▸ What this task involves: Whichever lines of the material contain "text", copy each of them.

▸ Supplied entries:
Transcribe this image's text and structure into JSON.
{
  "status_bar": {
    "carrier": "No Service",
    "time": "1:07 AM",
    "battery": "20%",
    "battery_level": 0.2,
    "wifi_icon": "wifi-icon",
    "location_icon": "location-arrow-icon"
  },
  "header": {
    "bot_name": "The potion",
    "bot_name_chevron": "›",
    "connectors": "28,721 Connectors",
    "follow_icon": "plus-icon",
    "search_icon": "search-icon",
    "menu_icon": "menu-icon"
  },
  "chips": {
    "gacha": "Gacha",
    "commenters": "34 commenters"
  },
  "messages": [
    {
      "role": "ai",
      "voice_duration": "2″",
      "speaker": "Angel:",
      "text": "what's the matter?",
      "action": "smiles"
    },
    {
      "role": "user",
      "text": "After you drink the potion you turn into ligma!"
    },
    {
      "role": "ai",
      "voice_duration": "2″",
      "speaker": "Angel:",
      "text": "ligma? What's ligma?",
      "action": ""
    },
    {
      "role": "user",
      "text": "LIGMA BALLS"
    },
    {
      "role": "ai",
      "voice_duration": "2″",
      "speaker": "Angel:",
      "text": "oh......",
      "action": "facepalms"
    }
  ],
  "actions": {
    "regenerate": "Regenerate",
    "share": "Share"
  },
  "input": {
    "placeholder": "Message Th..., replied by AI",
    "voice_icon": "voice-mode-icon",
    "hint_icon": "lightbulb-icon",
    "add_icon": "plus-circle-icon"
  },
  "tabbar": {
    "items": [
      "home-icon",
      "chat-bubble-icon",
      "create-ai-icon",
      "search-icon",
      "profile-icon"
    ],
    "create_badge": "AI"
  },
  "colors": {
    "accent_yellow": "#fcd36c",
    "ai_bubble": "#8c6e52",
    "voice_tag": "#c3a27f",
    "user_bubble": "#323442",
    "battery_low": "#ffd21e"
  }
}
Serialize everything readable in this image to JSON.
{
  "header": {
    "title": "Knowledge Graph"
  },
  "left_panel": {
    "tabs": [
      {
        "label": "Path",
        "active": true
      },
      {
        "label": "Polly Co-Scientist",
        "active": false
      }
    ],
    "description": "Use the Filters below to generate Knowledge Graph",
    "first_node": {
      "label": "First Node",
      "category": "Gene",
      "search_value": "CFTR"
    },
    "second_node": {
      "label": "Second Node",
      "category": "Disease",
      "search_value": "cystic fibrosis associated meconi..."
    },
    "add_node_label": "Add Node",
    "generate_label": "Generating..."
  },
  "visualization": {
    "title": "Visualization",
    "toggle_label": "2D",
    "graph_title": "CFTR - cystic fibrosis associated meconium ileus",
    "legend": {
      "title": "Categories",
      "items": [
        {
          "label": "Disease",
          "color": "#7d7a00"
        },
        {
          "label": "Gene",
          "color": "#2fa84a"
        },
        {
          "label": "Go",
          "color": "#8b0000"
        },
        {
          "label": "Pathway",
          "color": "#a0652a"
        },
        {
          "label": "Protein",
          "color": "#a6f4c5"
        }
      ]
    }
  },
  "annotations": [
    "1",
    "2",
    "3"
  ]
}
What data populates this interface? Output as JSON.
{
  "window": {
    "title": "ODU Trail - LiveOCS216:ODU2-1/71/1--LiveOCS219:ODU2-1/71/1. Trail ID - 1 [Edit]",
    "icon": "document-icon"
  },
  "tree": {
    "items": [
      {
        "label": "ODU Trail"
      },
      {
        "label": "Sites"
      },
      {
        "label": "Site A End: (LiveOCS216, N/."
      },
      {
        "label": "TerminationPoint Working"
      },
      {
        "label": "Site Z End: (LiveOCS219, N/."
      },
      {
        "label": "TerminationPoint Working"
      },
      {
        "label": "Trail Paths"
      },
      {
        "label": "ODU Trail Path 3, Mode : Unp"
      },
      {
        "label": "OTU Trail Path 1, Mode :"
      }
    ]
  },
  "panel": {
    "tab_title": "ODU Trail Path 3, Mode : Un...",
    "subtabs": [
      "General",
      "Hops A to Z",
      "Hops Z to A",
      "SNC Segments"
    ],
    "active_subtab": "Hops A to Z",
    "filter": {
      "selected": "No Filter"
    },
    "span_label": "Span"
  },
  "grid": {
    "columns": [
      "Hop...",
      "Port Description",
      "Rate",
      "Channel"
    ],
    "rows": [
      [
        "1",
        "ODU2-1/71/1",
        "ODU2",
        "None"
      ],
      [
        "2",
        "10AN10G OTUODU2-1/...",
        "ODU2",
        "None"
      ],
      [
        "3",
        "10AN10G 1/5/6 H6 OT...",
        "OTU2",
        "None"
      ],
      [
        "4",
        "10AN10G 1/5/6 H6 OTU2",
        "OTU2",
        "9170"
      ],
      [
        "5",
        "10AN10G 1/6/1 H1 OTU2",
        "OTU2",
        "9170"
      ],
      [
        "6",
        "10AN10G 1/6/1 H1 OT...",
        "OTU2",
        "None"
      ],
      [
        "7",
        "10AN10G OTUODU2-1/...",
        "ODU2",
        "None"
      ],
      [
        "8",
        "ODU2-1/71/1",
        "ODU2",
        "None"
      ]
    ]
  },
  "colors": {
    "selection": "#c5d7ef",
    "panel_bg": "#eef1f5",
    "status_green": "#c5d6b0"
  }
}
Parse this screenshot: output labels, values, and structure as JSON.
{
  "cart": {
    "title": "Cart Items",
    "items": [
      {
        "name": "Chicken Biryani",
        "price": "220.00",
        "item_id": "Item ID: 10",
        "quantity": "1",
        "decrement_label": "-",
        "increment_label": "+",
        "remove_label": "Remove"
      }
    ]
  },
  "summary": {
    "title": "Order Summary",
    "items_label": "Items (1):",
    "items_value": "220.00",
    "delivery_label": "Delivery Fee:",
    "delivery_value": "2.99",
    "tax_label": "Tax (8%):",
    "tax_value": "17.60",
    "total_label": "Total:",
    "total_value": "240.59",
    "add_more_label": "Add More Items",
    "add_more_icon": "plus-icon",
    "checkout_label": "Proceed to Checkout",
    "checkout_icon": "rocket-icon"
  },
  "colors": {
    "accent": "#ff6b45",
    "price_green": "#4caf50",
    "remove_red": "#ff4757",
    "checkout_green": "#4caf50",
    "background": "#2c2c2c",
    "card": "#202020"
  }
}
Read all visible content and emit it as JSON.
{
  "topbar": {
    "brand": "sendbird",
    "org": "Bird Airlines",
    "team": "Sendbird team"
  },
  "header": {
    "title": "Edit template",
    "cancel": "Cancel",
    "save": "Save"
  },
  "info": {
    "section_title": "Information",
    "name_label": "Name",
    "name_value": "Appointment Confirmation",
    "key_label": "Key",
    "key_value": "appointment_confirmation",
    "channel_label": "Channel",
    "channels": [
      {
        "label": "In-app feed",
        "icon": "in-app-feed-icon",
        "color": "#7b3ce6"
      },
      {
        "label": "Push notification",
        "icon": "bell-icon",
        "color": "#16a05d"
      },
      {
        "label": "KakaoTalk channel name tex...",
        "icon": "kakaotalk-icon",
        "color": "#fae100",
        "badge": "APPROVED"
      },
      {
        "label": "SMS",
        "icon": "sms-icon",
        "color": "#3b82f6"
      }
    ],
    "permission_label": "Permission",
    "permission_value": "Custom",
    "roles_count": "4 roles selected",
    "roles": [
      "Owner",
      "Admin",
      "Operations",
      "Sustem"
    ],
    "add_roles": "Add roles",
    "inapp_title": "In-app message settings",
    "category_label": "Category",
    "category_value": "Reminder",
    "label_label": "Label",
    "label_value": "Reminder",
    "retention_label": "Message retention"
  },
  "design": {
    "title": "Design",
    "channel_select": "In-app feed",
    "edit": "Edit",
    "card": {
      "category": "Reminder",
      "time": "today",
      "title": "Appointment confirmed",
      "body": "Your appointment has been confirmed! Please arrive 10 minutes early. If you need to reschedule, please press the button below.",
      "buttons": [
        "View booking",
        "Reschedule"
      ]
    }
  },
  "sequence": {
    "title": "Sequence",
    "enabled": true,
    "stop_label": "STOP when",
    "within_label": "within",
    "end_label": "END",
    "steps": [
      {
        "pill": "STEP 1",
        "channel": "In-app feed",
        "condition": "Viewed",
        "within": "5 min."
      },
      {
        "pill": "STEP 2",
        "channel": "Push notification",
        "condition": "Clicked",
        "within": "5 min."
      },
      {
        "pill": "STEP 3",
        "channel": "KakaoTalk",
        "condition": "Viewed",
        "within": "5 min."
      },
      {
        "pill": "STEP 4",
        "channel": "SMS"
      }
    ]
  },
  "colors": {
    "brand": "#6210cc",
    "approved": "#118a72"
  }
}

▸ Solution to this task:
Transcribe this image's text and structure into JSON.
      "text": "what's the matter?",
      "text": "After you drink the potion you turn into ligma!"
      "text": "ligma? What's ligma?",
      "text": "LIGMA BALLS"
      "text": "oh......",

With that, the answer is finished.